**Problem requirements:** Find the word "later" in the data. Return every line where it appears.

**Data supplied:**
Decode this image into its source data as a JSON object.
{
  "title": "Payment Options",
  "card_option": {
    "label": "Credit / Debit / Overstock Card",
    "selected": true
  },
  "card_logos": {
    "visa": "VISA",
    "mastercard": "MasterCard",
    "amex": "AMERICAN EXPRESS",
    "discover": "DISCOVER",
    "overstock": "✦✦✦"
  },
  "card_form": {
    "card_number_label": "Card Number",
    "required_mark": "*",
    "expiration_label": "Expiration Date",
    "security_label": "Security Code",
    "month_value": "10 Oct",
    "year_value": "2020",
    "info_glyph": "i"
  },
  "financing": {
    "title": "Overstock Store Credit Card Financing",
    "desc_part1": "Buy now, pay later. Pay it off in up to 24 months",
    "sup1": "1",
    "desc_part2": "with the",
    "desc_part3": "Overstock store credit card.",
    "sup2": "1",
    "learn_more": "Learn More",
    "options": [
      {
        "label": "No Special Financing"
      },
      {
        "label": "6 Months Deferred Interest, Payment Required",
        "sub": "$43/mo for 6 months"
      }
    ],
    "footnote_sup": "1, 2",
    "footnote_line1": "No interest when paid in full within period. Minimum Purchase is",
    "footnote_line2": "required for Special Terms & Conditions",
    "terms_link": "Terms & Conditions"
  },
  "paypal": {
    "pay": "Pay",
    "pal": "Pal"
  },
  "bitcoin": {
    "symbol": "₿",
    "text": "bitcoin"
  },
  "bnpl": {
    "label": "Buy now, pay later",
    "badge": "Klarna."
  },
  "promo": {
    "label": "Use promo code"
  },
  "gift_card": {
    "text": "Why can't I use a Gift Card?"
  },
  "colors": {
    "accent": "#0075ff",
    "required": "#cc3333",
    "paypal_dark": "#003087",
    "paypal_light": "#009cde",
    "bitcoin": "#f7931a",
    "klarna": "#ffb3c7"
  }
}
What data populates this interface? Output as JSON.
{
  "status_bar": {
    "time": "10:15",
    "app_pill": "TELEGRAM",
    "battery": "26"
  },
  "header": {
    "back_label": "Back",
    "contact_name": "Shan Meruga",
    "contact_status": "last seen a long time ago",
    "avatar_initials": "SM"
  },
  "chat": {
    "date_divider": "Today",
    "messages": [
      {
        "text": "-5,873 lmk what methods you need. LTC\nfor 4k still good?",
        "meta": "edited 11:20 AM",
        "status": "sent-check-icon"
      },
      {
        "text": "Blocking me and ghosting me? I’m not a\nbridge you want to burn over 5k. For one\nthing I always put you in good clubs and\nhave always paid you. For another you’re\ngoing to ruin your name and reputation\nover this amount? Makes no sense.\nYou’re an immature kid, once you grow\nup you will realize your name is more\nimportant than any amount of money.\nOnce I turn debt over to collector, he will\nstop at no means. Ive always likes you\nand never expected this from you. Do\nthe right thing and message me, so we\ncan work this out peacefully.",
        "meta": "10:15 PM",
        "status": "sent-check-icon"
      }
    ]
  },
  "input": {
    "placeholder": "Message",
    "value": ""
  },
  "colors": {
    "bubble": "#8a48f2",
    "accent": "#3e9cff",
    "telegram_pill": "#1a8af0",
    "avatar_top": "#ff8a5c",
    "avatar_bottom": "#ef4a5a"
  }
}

**Solution for this exercise:**
    "desc_part1": "Buy now, pay later. Pay it off in up to 24 months",
    "label": "Buy now, pay later",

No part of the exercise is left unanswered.